  • (Abst. 2.062), 2017
  • Multi-resolution Intracranial EEG Rodent Recording System
  • Authors: Inyong Kim, Mayo Clinic; Su-Youne Chang, Mayo Clinic; Vaclav Kremen, Mayo Clinic; Stephen Kuehn, Mayo Clinic; Sidney Whitlock, Mayo Clinic; Russell Bruhnke, Mayo Clinic; Stephen Corner, Mayo Clinic; Mark Benscoter, Mayo Clinic; Sanjeet Grewal, Mayo Clinic; Jamie Van Gompel, Mayo Clinic; Matt Stead, Mayo Clinic; and Gregory A. Worrell, Mayo Clinic
  • Content:

    Rationale: Recent studies have demonstrated that human epileptic brain is organized on sub-millimeter spatial scales. Here we describe a thin film subdural electrode array, recording system, and data acquired during epileptogenesis in the barrel cortex of rodents. Methods: To examine cortical networks at multiple spatial scales, thin film polyimide substrate electrodes were designed and implanted into the subdural space overlying a Ferrous Chloride lesion in rodent barrel cortex. The recordings were obtained from a 32 contact bi-scale electrode. Four macroelectrodes (1 mm dia.), each embedded with 7 microelectrodes (40 µm dia.), were placed over the epipial barrel cortex in controls, as well as, lesioned animals. Continuous video and electrophysiological recordings were obtained over the course of 4 days (DC – 9 kHz, sampling 32 kHz; Cheetah system, Neuralynx Inc.). The local field potential (LFP) recordings were analyzed for focal oscillations (0.01 – 1 kHz) occurring over 0.01 to 1 mm spatial scales. Results: Electrophysiological recordings in both normal and lesioned barrel cortex of rodents demonstrate LFP activity spanning 0.01 – 1 mm spatial and 0.001 – 600 Hz spectral scales. In the lesioned rodents high amplitude focal rhythmic activity was observed and quantified.

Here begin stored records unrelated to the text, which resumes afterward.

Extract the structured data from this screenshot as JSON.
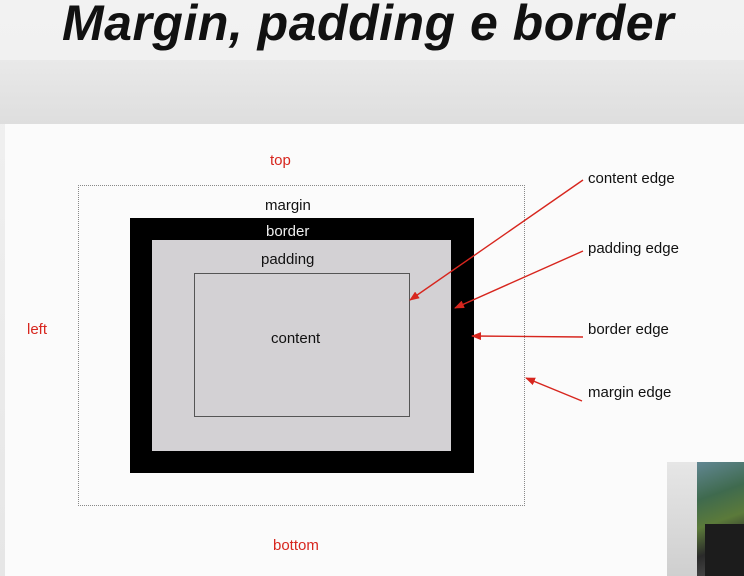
{
  "slide": {
    "title": "Margin, padding e border"
  },
  "diagram": {
    "side_labels": {
      "top": "top",
      "left": "left",
      "bottom": "bottom"
    },
    "box_labels": {
      "margin": "margin",
      "border": "border",
      "padding": "padding",
      "content": "content"
    },
    "edge_labels": {
      "content_edge": "content edge",
      "padding_edge": "padding edge",
      "border_edge": "border edge",
      "margin_edge": "margin edge"
    },
    "colors": {
      "annotation": "#d7261e",
      "border": "#000000",
      "padding": "#d3d1d4"
    }
  }
}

Focal, sub millimetric electrographic subclinical seizure activity was recorded, in 1 lesioned animal with clinical seizures. Conclusions: High fidelity electrophysiological recordings over multiple spatial scales can be used to explore the organization of normal and epileptogenic cortex. The thin, flexible, polyimide film electrodes with lithographic deposition of metallic contacts provided stable multi-scale electrophysiological recordings. These electrodes have properties such as increased flexibility, reduced volume, and decreased immunological response, which should reduce artifacts associated with the brain-electrode interface. The integrated thin film electrodes, mounting apparatus, and head stage system provided a stable platform for long-term electrophysiology. The recordings in 1 of the 5 lesioned animals demonstrated sub-millimetric electrographic seizures similar to microseizures described previously in humans.  Funding: Mayo Clinic